An ice cream shop is an ice cream shop is an ice cream shop? Exactly not. Not everyone keeps what they promise. Instead of the finest craftsmanship, only industrial ice cream ends up in the cone. You should pay attention to these points when buying ice cream.

Summer is when your fingers stick. Greasy and salty from the pool fries, sugary and sweet from the melting ice cream. While licking ice cream, we dream away for a few minutes on vacation, dive into the Dolce Vita before we go back to work or the next toddler crisis has to be dealt with. In the last normal summer, 2019, every single person in Germany dreamed up more than 119 scoops of ice cream on average. That’s what the Federal Association of the German Confectionery Industry (BDSI) calculated. 119 balls correspond to about 8.3 liters. In the meantime, consumption has dropped to “only” an average of eight liters, which should still be a whopping 100 balls. 100 balls that need to be well thought out.

Not every ice cream parlor keeps what it promises. It starts with the supposed quality guarantors “homemade” and “from our own production”. Because these terms are not binding for ice cream at all, explains the consumer center. Ice cream parlors can therefore advertise with these words, but in reality they can mix ready-made powder or enrich a delivered basic ice cream. Visually, this is not necessarily recognizable for consumers. After all, you can even have the varieties delivered decorated with suitable food. A look at the range can help. According to Ökotest, genuine artisan ice cream parlors usually only offer a few carefully selected flavors. However, if in doubt, it is still advisable to ask the owner directly about the production method. You should pay attention to these factors the next time you buy ice cream so that you are not disappointed by inferior quality:
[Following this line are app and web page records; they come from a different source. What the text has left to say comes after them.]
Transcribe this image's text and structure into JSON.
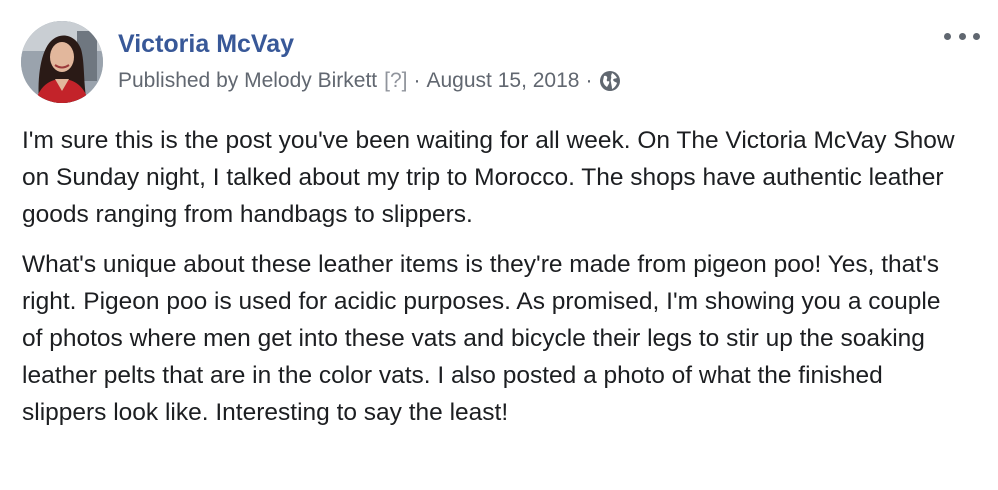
{
  "post": {
    "author": "Victoria McVay",
    "published_by_prefix": "Published by",
    "publisher": "Melody Birkett",
    "help_marker": "[?]",
    "separator": "·",
    "date": "August 15, 2018",
    "audience_icon": "globe-icon",
    "menu_icon": "more-options-icon",
    "paragraphs": [
      "I'm sure this is the post you've been waiting for all week. On The Victoria McVay Show on Sunday night, I talked about my trip to Morocco. The shops have authentic leather goods ranging from handbags to slippers.",
      "What's unique about these leather items is they're made from pigeon poo! Yes, that's right. Pigeon poo is used for acidic purposes. As promised, I'm showing you a couple of photos where men get into these vats and bicycle their legs to stir up the soaking leather pelts that are in the color vats. I also posted a photo of what the finished slippers look like. Interesting to say the least!"
    ]
  },
  "colors": {
    "author_link": "#385898",
    "meta_text": "#616770",
    "body_text": "#1c1e21"
  }
}
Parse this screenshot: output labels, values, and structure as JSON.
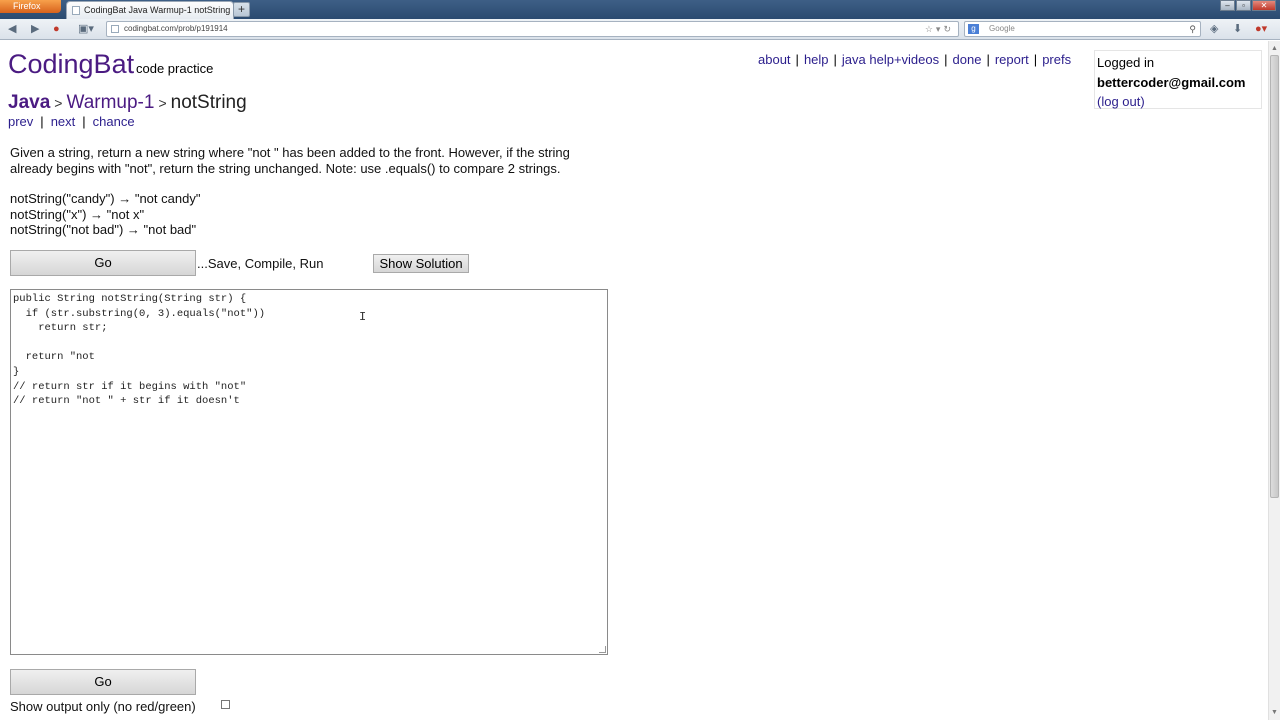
{
  "browser": {
    "menu_button": "Firefox",
    "tab_title": "CodingBat Java Warmup-1 notString",
    "new_tab": "+",
    "url": "codingbat.com/prob/p191914",
    "search_placeholder": "Google",
    "window_controls": [
      "minimize-icon",
      "maximize-icon",
      "close-icon"
    ]
  },
  "site": {
    "logo": "CodingBat",
    "tagline": "code practice"
  },
  "toplinks": [
    "about",
    "help",
    "java help+videos",
    "done",
    "report",
    "prefs"
  ],
  "login": {
    "status": "Logged in",
    "email": "bettercoder@gmail.com",
    "logout": "(log out)"
  },
  "breadcrumb": {
    "lang": "Java",
    "section": "Warmup-1",
    "separator": ">",
    "problem": "notString"
  },
  "subnav": [
    "prev",
    "next",
    "chance"
  ],
  "problem": {
    "description_line1": "Given a string, return a new string where \"not \" has been added to the front. However, if the string",
    "description_line2": "already begins with \"not\", return the string unchanged. Note: use .equals() to compare 2 strings.",
    "examples": [
      "notString(\"candy\") → \"not candy\"",
      "notString(\"x\") → \"not x\"",
      "notString(\"not bad\") → \"not bad\""
    ]
  },
  "controls": {
    "go_label": "Go",
    "save_text": "...Save, Compile, Run",
    "show_solution": "Show Solution",
    "output_only": "Show output only (no red/green)"
  },
  "code": "public String notString(String str) {\n  if (str.substring(0, 3).equals(\"not\"))\n    return str;\n\n  return \"not\n}\n// return str if it begins with \"not\"\n// return \"not \" + str if it doesn't"
}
Artfully prepared ice cream

Is the ice cream piled up in the display in a particularly appetizing way? Then that can be an indication of emulsifiers, says Ökotest. But not always. There are also cooling systems that cool from above. And it is precisely these that keep the mountains in shape, even without the appropriate additives.

Vibrant colours

Often, when the color of the ice cream offered is too bright, this is due to coloring agents. Pistachio ice cream is more brownish than rich green, and ice cream with bourbon vanilla isn’t bright yellow either. The natural color is more of a light yellow.

crystals in the ice

Fresh ice cream is not only creamy, it also leaves a light greasy film on the palate. However, if it tastes “crystal”, then that can’t just be a sign that it’s older. The crystals in the ice indicate a break in the cold chain.

Ice melts (too) slowly

As soon as you hold the ice cream in your hand, it runs down your fingers. This is annoying, but actually a good sign. If it’s not frozen hard, but still melts slowly, this can be an indication of emulsifiers and stabilizers.

All clean?

If the hygiene is not right, this is a significant quality deficit. One indication of how seriously the owners take it when it comes to cleanliness is how they use the ice cream scoop. If it’s just carelessly dipped into the same murky water over and over again, that’s not a good sign. According to the Ökotest, dirty aprons or ice cream containers can also increase the number of germs in the ice cream. In addition, salespeople should never touch food, biscuits or money with the same hand.

Source: consumer center, Ökotest, Statista